Nevada law defines homicide as the unlawful, malicious killing of a person. First-degree murder includes premeditated killings and felony murder, which is when killing is done while a suspect commits a serious felony.
First degree murder may be done through shooting, stabbing, poisoning, torturing, strangling, or beating. Felony murder is done while committing arson, burglary, rape, kidnapping, robbery, elder abuse, child abuse, or sexual abuse of a child. A defendant may be charged with felony murder even if they didn’t intend to kill anyone while committing the felony.
Second-degree murder is unintentional killing in which death was a foreseeable consequence of the suspect’s reckless behavior.
In some cases, a murder charge can be dismissed or plea-bargained down to manslaughter. Otherwise, homicide is a category A felony punishable by life in prison.
When aggravating circumstances outweigh all mitigating circumstances in a case, the judge may impose a death penalty.
Defendants charged with homicide may be counseled to use one of the following defenses:
An accomplice may be charged with homicide even if they didn’t physically cause the death. An accomplice may be charged if they:
Second-degree murder is reckless behavior that leads to a foreseeable death. For example, throwing an object off a roof onto a crowd below, killing an individual on the street is grounds for second-degree murder charges. Setting off fireworks in a crowd of people who aren’t a safe distance away, causing death, is also second-degree murder.
Second-degree murder also involves death by drugs. For example, bringing food laced with a drug to a potluck, causing a guest’s death is second-degree murder.

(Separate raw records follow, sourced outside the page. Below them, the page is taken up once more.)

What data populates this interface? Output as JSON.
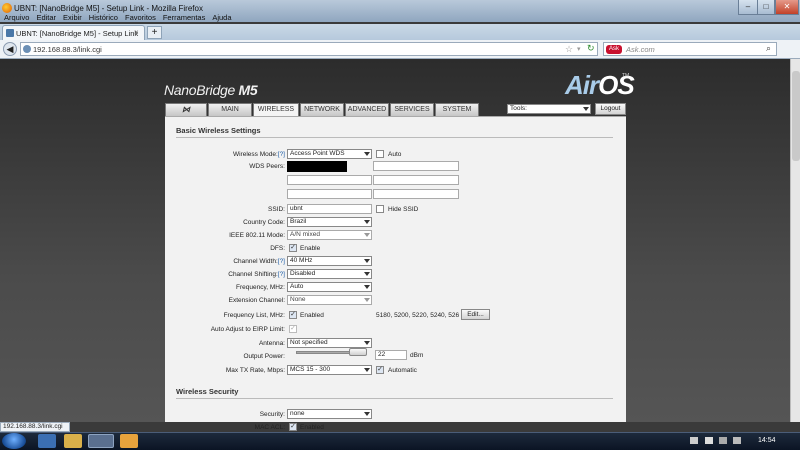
{
  "window": {
    "title": "UBNT: [NanoBridge M5] - Setup Link - Mozilla Firefox",
    "buttons": [
      "–",
      "□",
      "✕"
    ]
  },
  "menu": [
    "Arquivo",
    "Editar",
    "Exibir",
    "Histórico",
    "Favoritos",
    "Ferramentas",
    "Ajuda"
  ],
  "tab": {
    "label": "UBNT: [NanoBridge M5] - Setup Link",
    "new": "+"
  },
  "nav": {
    "back": "◀",
    "url": "192.168.88.3/link.cgi",
    "search_placeholder": "Ask.com",
    "search_engine": "Ask"
  },
  "brand": {
    "device": "NanoBridge",
    "model": "M5",
    "logo_air": "Air",
    "logo_os": "OS",
    "tm": "TM"
  },
  "tabs": [
    "MAIN",
    "WIRELESS",
    "NETWORK",
    "ADVANCED",
    "SERVICES",
    "SYSTEM"
  ],
  "tools": {
    "label": "Tools:",
    "logout": "Logout"
  },
  "basic": {
    "heading": "Basic Wireless Settings",
    "wireless_mode": {
      "label": "Wireless Mode:",
      "help": "[?]",
      "value": "Access Point WDS",
      "auto": "Auto"
    },
    "wds_peers": {
      "label": "WDS Peers:"
    },
    "ssid": {
      "label": "SSID:",
      "value": "ubnt",
      "hide": "Hide SSID"
    },
    "country": {
      "label": "Country Code:",
      "value": "Brazil"
    },
    "ieee": {
      "label": "IEEE 802.11 Mode:",
      "value": "A/N mixed"
    },
    "dfs": {
      "label": "DFS:",
      "value": "Enable"
    },
    "channel_width": {
      "label": "Channel Width:",
      "help": "[?]",
      "value": "40 MHz"
    },
    "channel_shifting": {
      "label": "Channel Shifting:",
      "help": "[?]",
      "value": "Disabled"
    },
    "frequency": {
      "label": "Frequency, MHz:",
      "value": "Auto"
    },
    "extension": {
      "label": "Extension Channel:",
      "value": "None"
    },
    "freq_list": {
      "label": "Frequency List, MHz:",
      "enabled": "Enabled",
      "list": "5180, 5200, 5220, 5240, 526",
      "edit": "Edit..."
    },
    "eirp": {
      "label": "Auto Adjust to EIRP Limit:"
    },
    "antenna": {
      "label": "Antenna:",
      "value": "Not specified"
    },
    "output_power": {
      "label": "Output Power:",
      "value": "22",
      "unit": "dBm"
    },
    "max_tx": {
      "label": "Max TX Rate, Mbps:",
      "value": "MCS 15 - 300",
      "auto": "Automatic"
    }
  },
  "security": {
    "heading": "Wireless Security",
    "security": {
      "label": "Security:",
      "value": "none"
    },
    "mac_acl": {
      "label": "MAC ACL:",
      "value": "Enabled"
    }
  },
  "status_text": "192.168.88.3/link.cgi",
  "clock": "14:54",
  "colors": {
    "page_bg": "#3a3a3a",
    "panel_bg": "#f2f2f2",
    "logo_blue": "#a9cce9",
    "help_link": "#1f5fa8"
  }
}
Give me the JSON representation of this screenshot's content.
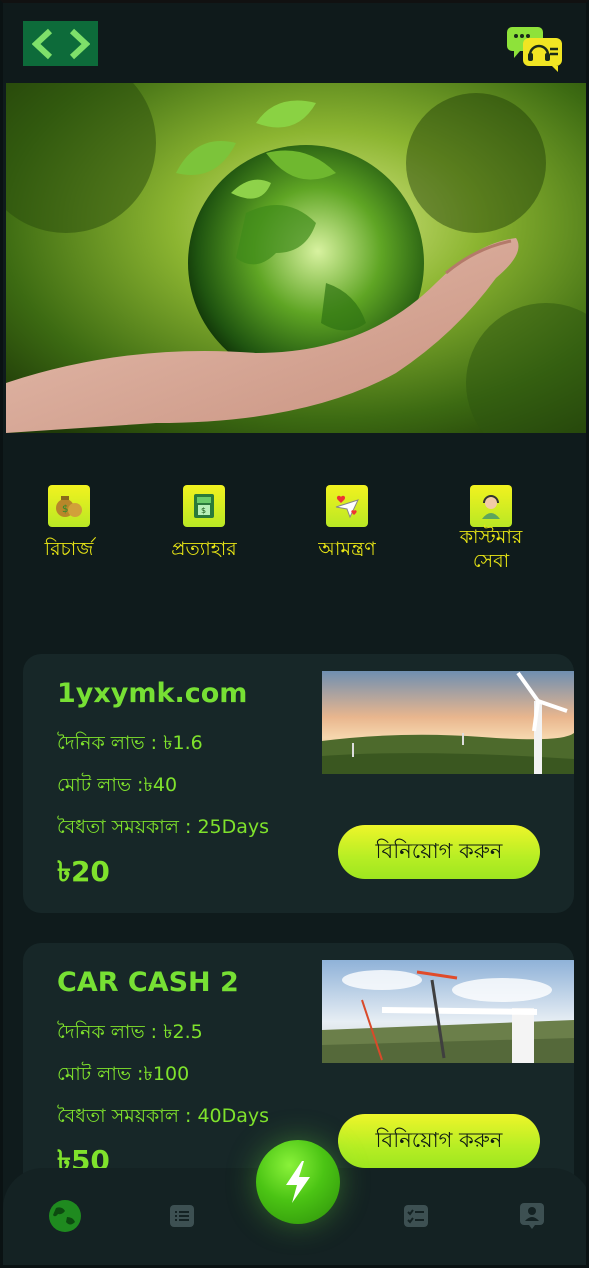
{
  "header": {
    "logo_icon": "code-brackets-logo",
    "support_icon": "chat-support-icon"
  },
  "banner": {
    "image": "hand-holding-green-earth-globe"
  },
  "actions": [
    {
      "label": "রিচার্জ",
      "icon": "money-bags-icon"
    },
    {
      "label": "প্রত্যাহার",
      "icon": "atm-withdraw-icon"
    },
    {
      "label": "আমন্ত্রণ",
      "icon": "invite-envelope-icon"
    },
    {
      "label": "কাস্টমার সেবা",
      "icon": "customer-service-icon"
    }
  ],
  "products": [
    {
      "name": "1yxymk.com",
      "daily": "দৈনিক লাভ : ৳1.6",
      "total": "মোট লাভ :৳40",
      "validity": "বৈধতা সময়কাল : 25Days",
      "price": "৳20",
      "button": "বিনিয়োগ করুন",
      "image": "wind-turbine-sunset"
    },
    {
      "name": "CAR CASH 2",
      "daily": "দৈনিক লাভ : ৳2.5",
      "total": "মোট লাভ :৳100",
      "validity": "বৈধতা সময়কাল : 40Days",
      "price": "৳50",
      "button": "বিনিয়োগ করুন",
      "image": "wind-turbine-construction-crane"
    }
  ],
  "bottom_nav": {
    "items": [
      "globe-icon",
      "list-icon",
      "lightning-icon",
      "checklist-icon",
      "profile-icon"
    ],
    "active": "globe-icon"
  },
  "colors": {
    "accent_green": "#7ee02f",
    "label_yellow": "#e9e615",
    "bg": "#0f1b1c",
    "card": "#172728"
  }
}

Attempted murder is deliberately trying to kill someone and failing. If the victim dies from his or her injuries while the defendant is being tried for attempted murder, the prosecutor can raise the charge to homicide.
In some cases, prosecutors may be willing to reduce a murder charge to manslaughter in an effort to avoid litigation. Manslaughter is a type of homicide but the killing is done without malice and premeditation.
The two types of manslaughter in Nevada are:
A manslaughter charge not only carries lighter penalties, but also less social stigma. It is easier for defendants convicted of manslaughter to assimilate into society and lead a productive civilian life, than for defendants convicted of homicide.